NVRI submitted an amicus curiae in this recent case before the United States Supreme Court as part of its ongoing work to support a broad, realistic application of the 14th Amendment’s protection against invidious discrimination. As discussed more fully in our section on the Wealth Primary, the Supreme Court long ago decided that persons seeking relief from discrimination can invoke the protections of the 14th Amendment only when their case involves "state action", that is, only when the state is responsible for the discrimination in question. As our history demonstrates, there are many situations in which the state has delegated to private parties the authority to perform public functions, in which private parties assume control over public facilities, or in which private parties work in concert with state actors. Recognizing that, in these situations, the private actors take on the authority of the state, the Court deems such "private" activity "state action". In the context of voting rights, for example, the Supreme Court has recognized that, because elections serve a purely public function, even nominally "private" organizations like political parties must be deemed "state actors" and must be held accountable for discrimination under the 14th Amendment.

In the Brentwood Academy case, the Supreme Court ultimately decided that a non-profit association which controlled interscholastic sporting activities was "pervasively entwined" with the power of the state and thus its activities should be deemed "state action." NVRI submitted an amicus brief urging this result because of the potential importance of this case to NVRI’s ongoing voting rights litigation.

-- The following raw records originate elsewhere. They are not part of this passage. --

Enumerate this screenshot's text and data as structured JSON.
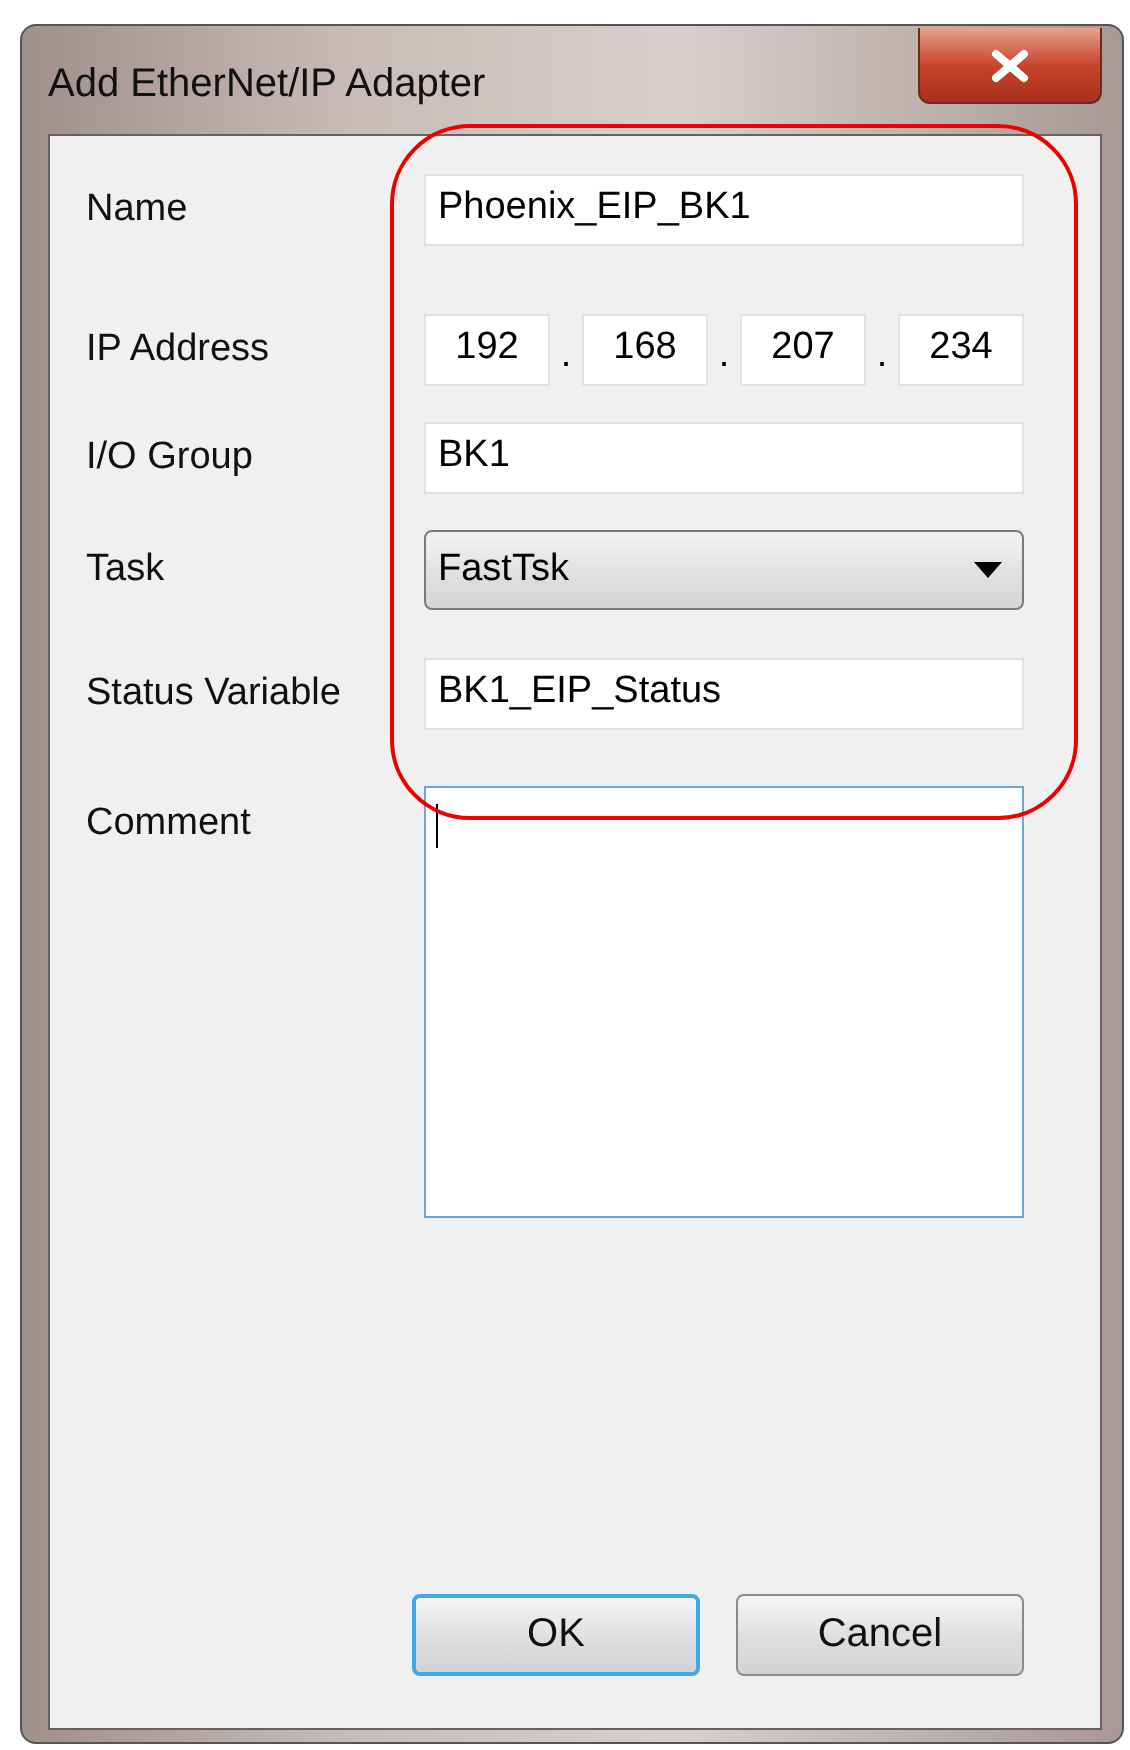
{
  "window": {
    "title": "Add EtherNet/IP Adapter"
  },
  "fields": [
    {
      "kind": "text",
      "label": "Name",
      "value": "Phoenix_EIP_BK1"
    },
    {
      "kind": "ip",
      "label": "IP Address",
      "octets": [
        "192",
        "168",
        "207",
        "234"
      ],
      "separator": "."
    },
    {
      "kind": "text",
      "label": "I/O Group",
      "value": "BK1"
    },
    {
      "kind": "dropdown",
      "label": "Task",
      "value": "FastTsk"
    },
    {
      "kind": "text",
      "label": "Status Variable",
      "value": "BK1_EIP_Status"
    },
    {
      "kind": "multiline",
      "label": "Comment",
      "focused": true
    }
  ],
  "buttons": [
    {
      "label": "OK",
      "default": true
    },
    {
      "label": "Cancel",
      "default": false
    }
  ]
}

In the brief, NVRI urged the Court to recognize that the Government must not be allowed to deny responsibility when it sanctions discrimination by private parties who operate public facilities or perform public functions.

NVRI's legal briefs in Brentwood Academy v. Tennessee Secondary School Athletic Association

Challenging Barriers: